It is regrettable that this advice is not printed on the Census form itself, just below the question, as few people will consult the website to read the advice on how best to answer it. It is obvious that many people are answering the question in the way that the CSO does NOT intend them to answer it ie they are simply reporting the religious organisation they were “brought up with”.
Despite the flawed design the CSO has persisted in using the same unsatisfactory question that it used in 2011. We are told that the reason for this is that “The CSO has said that given the recession it did not have the resources or budget to conduct a public consultation or test new questions” (Irish Times, 23rd March online). This is an unsatisfactory excuse. It could, for example, have consulted with sociologists of religion or the Irish Society for the Academic Study of Religion. It is imperative that this shortcoming is addressed before the next Census in 2021 so that we do not repeat the flaws of 2016.
The form for Census 2016 tells us of the “legal obligation to participate”. The published advice about the question on religion on the CSO website insists that “Everyone should answer this question, whether or not they have a religion”.
The question will be answered by the Head of Household who is charged with filling out this form on Census night for everyone present in the household. However, it may be problematic for some persons in the household to have the Head of Household report their religion. They may not be aware that the alternative is to request from the Census Enumerator a separate individual form and envelope, complete the form themselves and then return it in the privacy envelope.
I am reminded in this Census year 2016 of the 1916 Proclamation which promises to all "religious and civil liberty". It occurs to me that answering a question on religion should be voluntary in a Republic.

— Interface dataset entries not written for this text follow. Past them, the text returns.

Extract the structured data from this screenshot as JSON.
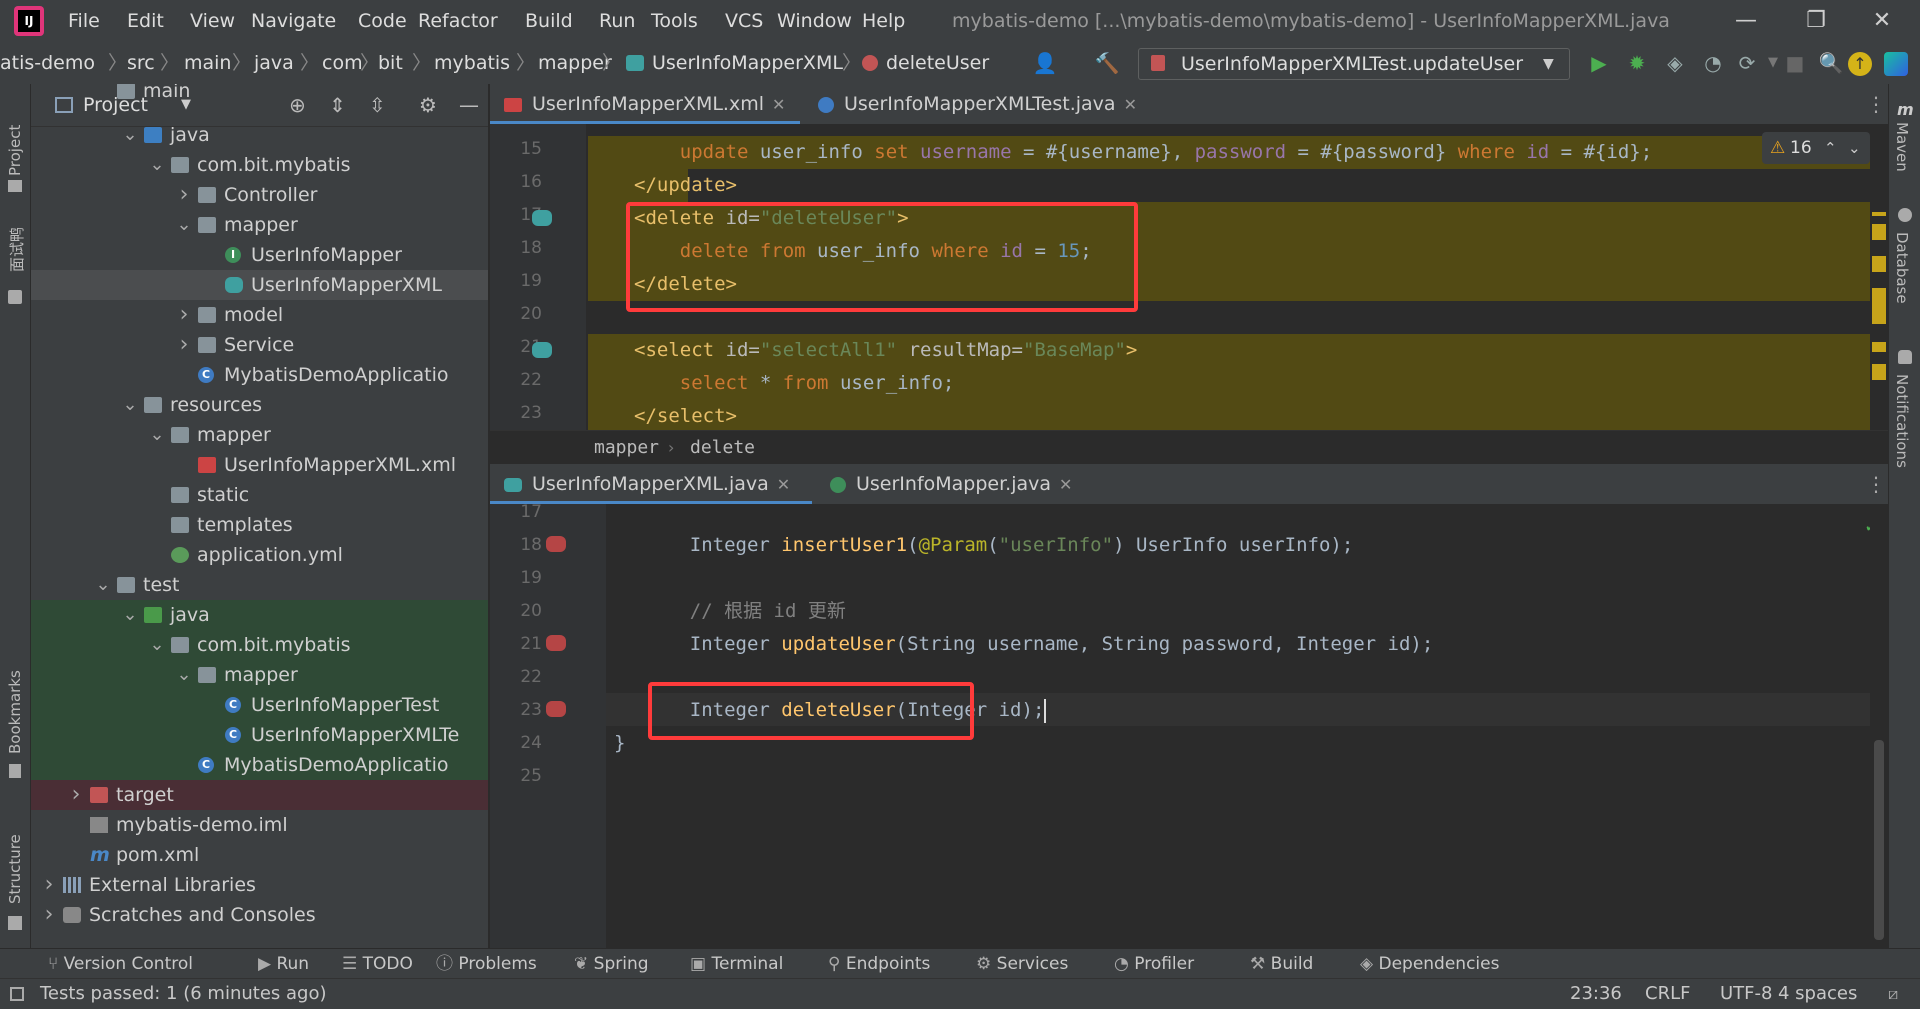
{
  "titlebar": {
    "menus": [
      "File",
      "Edit",
      "View",
      "Navigate",
      "Code",
      "Refactor",
      "Build",
      "Run",
      "Tools",
      "VCS",
      "Window",
      "Help"
    ],
    "window_title": "mybatis-demo [...\\mybatis-demo\\mybatis-demo] - UserInfoMapperXML.java",
    "min": "—",
    "max": "❐",
    "close": "✕"
  },
  "navbar": {
    "crumbs": [
      "atis-demo",
      "src",
      "main",
      "java",
      "com",
      "bit",
      "mybatis",
      "mapper",
      "UserInfoMapperXML",
      "deleteUser"
    ],
    "run_config": "UserInfoMapperXMLTest.updateUser"
  },
  "left_strip": {
    "project": "Project",
    "cn": "面试鸭",
    "bookmarks": "Bookmarks",
    "structure": "Structure"
  },
  "right_strip": {
    "maven": "Maven",
    "database": "Database",
    "notifications": "Notifications"
  },
  "project": {
    "title": "Project",
    "tree": [
      {
        "label": "main",
        "indent": 2,
        "arrow": "",
        "icon": "folder",
        "cut": true
      },
      {
        "label": "java",
        "indent": 3,
        "arrow": "v",
        "icon": "folder-blue"
      },
      {
        "label": "com.bit.mybatis",
        "indent": 4,
        "arrow": "v",
        "icon": "folder"
      },
      {
        "label": "Controller",
        "indent": 5,
        "arrow": ">",
        "icon": "folder"
      },
      {
        "label": "mapper",
        "indent": 5,
        "arrow": "v",
        "icon": "folder"
      },
      {
        "label": "UserInfoMapper",
        "indent": 6,
        "arrow": "",
        "icon": "cls-i"
      },
      {
        "label": "UserInfoMapperXML",
        "indent": 6,
        "arrow": "",
        "icon": "bird",
        "selected": true
      },
      {
        "label": "model",
        "indent": 5,
        "arrow": ">",
        "icon": "folder"
      },
      {
        "label": "Service",
        "indent": 5,
        "arrow": ">",
        "icon": "folder"
      },
      {
        "label": "MybatisDemoApplicatio",
        "indent": 5,
        "arrow": "",
        "icon": "cls-c"
      },
      {
        "label": "resources",
        "indent": 3,
        "arrow": "v",
        "icon": "folder"
      },
      {
        "label": "mapper",
        "indent": 4,
        "arrow": "v",
        "icon": "folder"
      },
      {
        "label": "UserInfoMapperXML.xml",
        "indent": 5,
        "arrow": "",
        "icon": "xml"
      },
      {
        "label": "static",
        "indent": 4,
        "arrow": "",
        "icon": "folder"
      },
      {
        "label": "templates",
        "indent": 4,
        "arrow": "",
        "icon": "folder"
      },
      {
        "label": "application.yml",
        "indent": 4,
        "arrow": "",
        "icon": "yml"
      },
      {
        "label": "test",
        "indent": 2,
        "arrow": "v",
        "icon": "folder"
      },
      {
        "label": "java",
        "indent": 3,
        "arrow": "v",
        "icon": "folder-green",
        "test": true
      },
      {
        "label": "com.bit.mybatis",
        "indent": 4,
        "arrow": "v",
        "icon": "folder",
        "test": true
      },
      {
        "label": "mapper",
        "indent": 5,
        "arrow": "v",
        "icon": "folder",
        "test": true
      },
      {
        "label": "UserInfoMapperTest",
        "indent": 6,
        "arrow": "",
        "icon": "cls-c",
        "test": true
      },
      {
        "label": "UserInfoMapperXMLTe",
        "indent": 6,
        "arrow": "",
        "icon": "cls-c",
        "test": true
      },
      {
        "label": "MybatisDemoApplicatio",
        "indent": 5,
        "arrow": "",
        "icon": "cls-c",
        "test": true
      },
      {
        "label": "target",
        "indent": 1,
        "arrow": ">",
        "icon": "folder-red",
        "excluded": true
      },
      {
        "label": "mybatis-demo.iml",
        "indent": 1,
        "arrow": "",
        "icon": "iml"
      },
      {
        "label": "pom.xml",
        "indent": 1,
        "arrow": "",
        "icon": "pom"
      },
      {
        "label": "External Libraries",
        "indent": 0,
        "arrow": ">",
        "icon": "lib"
      },
      {
        "label": "Scratches and Consoles",
        "indent": 0,
        "arrow": ">",
        "icon": "scratch"
      }
    ]
  },
  "top_editor": {
    "tabs": [
      {
        "label": "UserInfoMapperXML.xml",
        "active": true
      },
      {
        "label": "UserInfoMapperXMLTest.java",
        "active": false
      }
    ],
    "warnings": "16",
    "breadcrumb": [
      "mapper",
      "delete"
    ],
    "line_numbers": [
      "15",
      "16",
      "17",
      "18",
      "19",
      "20",
      "21",
      "22",
      "23"
    ]
  },
  "bottom_editor": {
    "tabs": [
      {
        "label": "UserInfoMapperXML.java",
        "active": true
      },
      {
        "label": "UserInfoMapper.java",
        "active": false
      }
    ],
    "line_numbers": [
      "17",
      "18",
      "19",
      "20",
      "21",
      "22",
      "23",
      "24",
      "25"
    ]
  },
  "bottom_tools": [
    "Version Control",
    "Run",
    "TODO",
    "Problems",
    "Spring",
    "Terminal",
    "Endpoints",
    "Services",
    "Profiler",
    "Build",
    "Dependencies"
  ],
  "status": {
    "message": "Tests passed: 1 (6 minutes ago)",
    "position": "23:36",
    "line_sep": "CRLF",
    "encoding": "UTF-8",
    "indent": "4 spaces"
  }
}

However, unlike in England, the question on religion in the Census in Ireland is compulsory.
Dr Richard O’Leary is a former Lecturer in Sociology at Queen’s University Belfast with a specialism in religion